The House of Lords in London voted by 366 to 268 on Tuesday in favor of changing May’s draft Brexit law to give Parliament the ability to send her back to the negotiating table if legislators decide the terms of the U.K.’s exit agreement aren’t good enough.
Rebels in May’s Conservative Party joined forces with opposition Labour and Liberal Democrat members of the unelected upper chamber to defeat the government. It is the second time they’ve defied the premier on amendments to the bill giving her power to formally notify the EU that Britain is leaving the bloc. Another change to the wording, passed last week, aims to protect the rights of EU citizens living in Britain.
Last year’s referendum vote to leave the EU was an instruction to government ministers to negotiate exit on “the best terms” they can get, not to leave “whatever the cost,” former Tory cabinet minister Douglas Hogg told lawmakers during Tuesday’s debate. “This country’s future should rest with Parliament and not with ministers.”
Dianne Hayter, speaking for the opposition Labour Party, said that without the amendment, it would be mandatory for the EU Parliament to give its consent to the eventual Brexit deal, but not for the British legislature.
“It’s about authorizing Parliament,” she said. “It’s to put wheels on the outcome of the referendum.”
May’s defeat means that she’ll either have to accept the changes — which she’s argued would weaken her in negotiations — or try to delete the amendments. Her team has signaled she’s likely to try to overturn the Lords defeats when the bill returns to the House of Commons for further consideration, probably next week.
The prime minister wants to open Brexit talks by the end of this month by formally invoking Article 50 of the bloc’s Lisbon Treaty. May hasn’t named a date for making the move and there are conflicting reports on when she might pull the trigger, ranging from March 15 to March 31.

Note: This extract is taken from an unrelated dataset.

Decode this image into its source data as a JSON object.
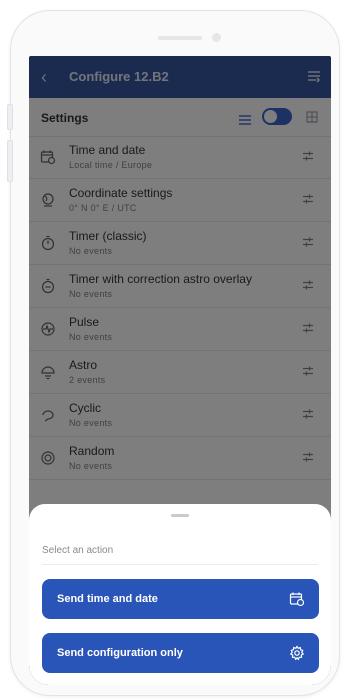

Tuesday’s amendment guarantees Parliament a veto over the final Brexit agreement, as well as the power to stop May walking away from talks without a deal, something she’s threatened to do if she doesn’t like the EU’s offer.
May wants the 137-word draft to go through Parliament without changes to give her the maximum freedom to negotiate with EU leaders. Her spokesman, James Slack, told reporters on Tuesday that the premier is “absolutely” on course to trigger Brexit negotiations by the end of March.

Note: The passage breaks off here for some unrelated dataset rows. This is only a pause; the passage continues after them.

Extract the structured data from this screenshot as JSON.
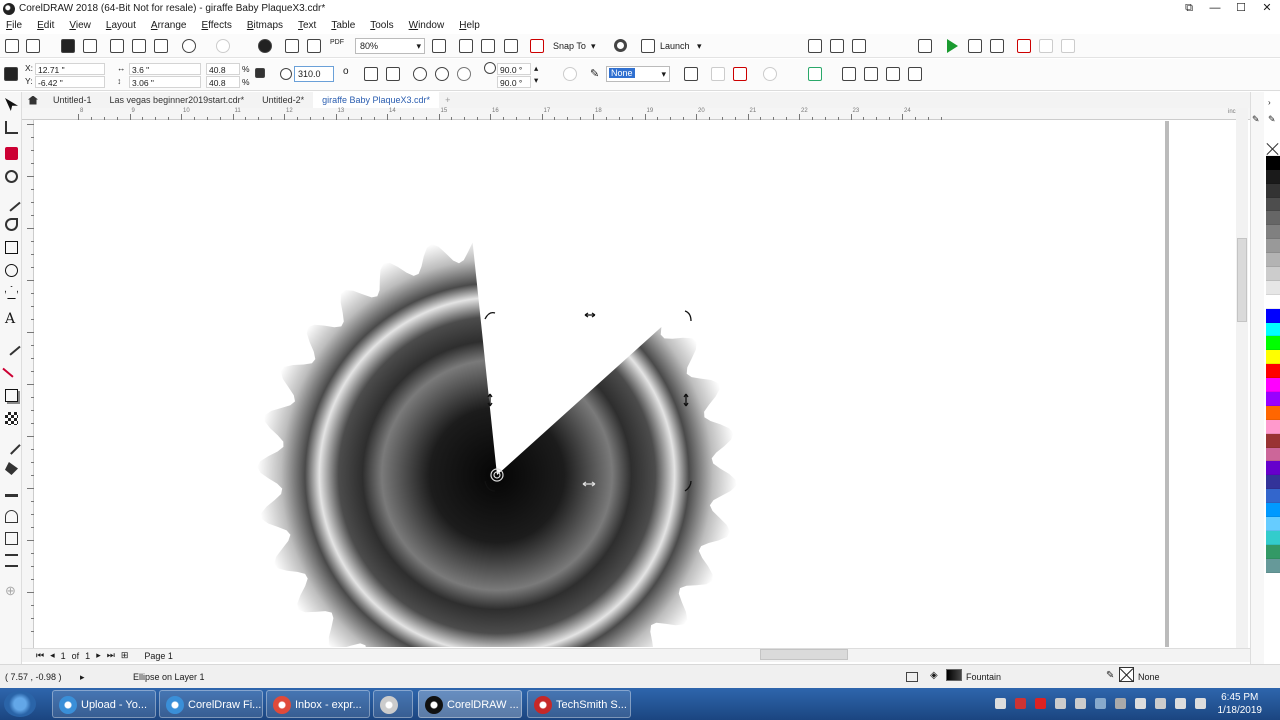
{
  "window": {
    "title": "CorelDRAW 2018 (64-Bit Not for resale) - giraffe Baby PlaqueX3.cdr*",
    "controls": [
      "⧉",
      "—",
      "☐",
      "✕"
    ]
  },
  "menu": [
    "File",
    "Edit",
    "View",
    "Layout",
    "Arrange",
    "Effects",
    "Bitmaps",
    "Text",
    "Table",
    "Tools",
    "Window",
    "Help"
  ],
  "toolbar": {
    "zoom": "80%",
    "snap_to": "Snap To",
    "launch": "Launch",
    "pdf": "PDF"
  },
  "property_bar": {
    "x": "12.71 \"",
    "y": "-6.42 \"",
    "width": "3.6 \"",
    "height": "3.06 \"",
    "scale_w": "40.8",
    "scale_h": "40.8",
    "pct": "%",
    "rotation": "310.0",
    "degree_symbol": "o",
    "start_angle": "90.0 °",
    "end_angle": "90.0 °",
    "outline": "None"
  },
  "tabs": [
    "Untitled-1",
    "Las vegas beginner2019start.cdr*",
    "Untitled-2*",
    "giraffe Baby PlaqueX3.cdr*"
  ],
  "active_tab": 3,
  "ruler": {
    "labels": [
      "8",
      "9",
      "10",
      "11",
      "12",
      "13",
      "14",
      "15",
      "16",
      "17",
      "18",
      "19",
      "20",
      "21",
      "22",
      "23",
      "24"
    ],
    "unit": "inches"
  },
  "page_nav": {
    "current": "1",
    "of_label": "of",
    "total": "1",
    "page_tab": "Page 1"
  },
  "status": {
    "coords": "( 7.57 , -0.98 )",
    "selection": "Ellipse on Layer 1",
    "fill": "Fountain",
    "outline": "None"
  },
  "palette": [
    "#000000",
    "#1a1a1a",
    "#333333",
    "#4d4d4d",
    "#666666",
    "#808080",
    "#999999",
    "#b3b3b3",
    "#cccccc",
    "#e6e6e6",
    "#ffffff",
    "#0000ff",
    "#00ffff",
    "#00ff00",
    "#ffff00",
    "#ff0000",
    "#ff00ff",
    "#9900ff",
    "#ff6600",
    "#ff99cc",
    "#993333",
    "#cc6699",
    "#6600cc",
    "#333399",
    "#3366cc",
    "#0099ff",
    "#66ccff",
    "#33cccc",
    "#339966",
    "#669999"
  ],
  "taskbar": {
    "tasks": [
      {
        "label": "Upload - Yo...",
        "icon": "#3a8fd8"
      },
      {
        "label": "CorelDraw Fi...",
        "icon": "#3a8fd8"
      },
      {
        "label": "Inbox - expr...",
        "icon": "#e04a3a"
      },
      {
        "label": "",
        "icon": "#cccccc"
      },
      {
        "label": "CorelDRAW ...",
        "icon": "#111111"
      },
      {
        "label": "TechSmith S...",
        "icon": "#c62828"
      }
    ],
    "time": "6:45 PM",
    "date": "1/18/2019"
  }
}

Brexit Minister George Bridges told the Lords that while the government has already promised them a vote on the eventual Brexit deal, enshrining that promise in the Brexit bill “could create a lucrative field day for lawyers” and hamper the U.K.
“This amendment simply makes the negotiations much harder from day one for the prime minister,” Bridges said. “It increases the incentive for the European Union to offer nothing but a bad deal.”
May’s office confirmed that the vote she’s planning to give Parliament without the amendment would simply be one on whether to accept the deal or to leave without a deal.
(c) 2017, Bloomberg · Tim Ross, Alex Morales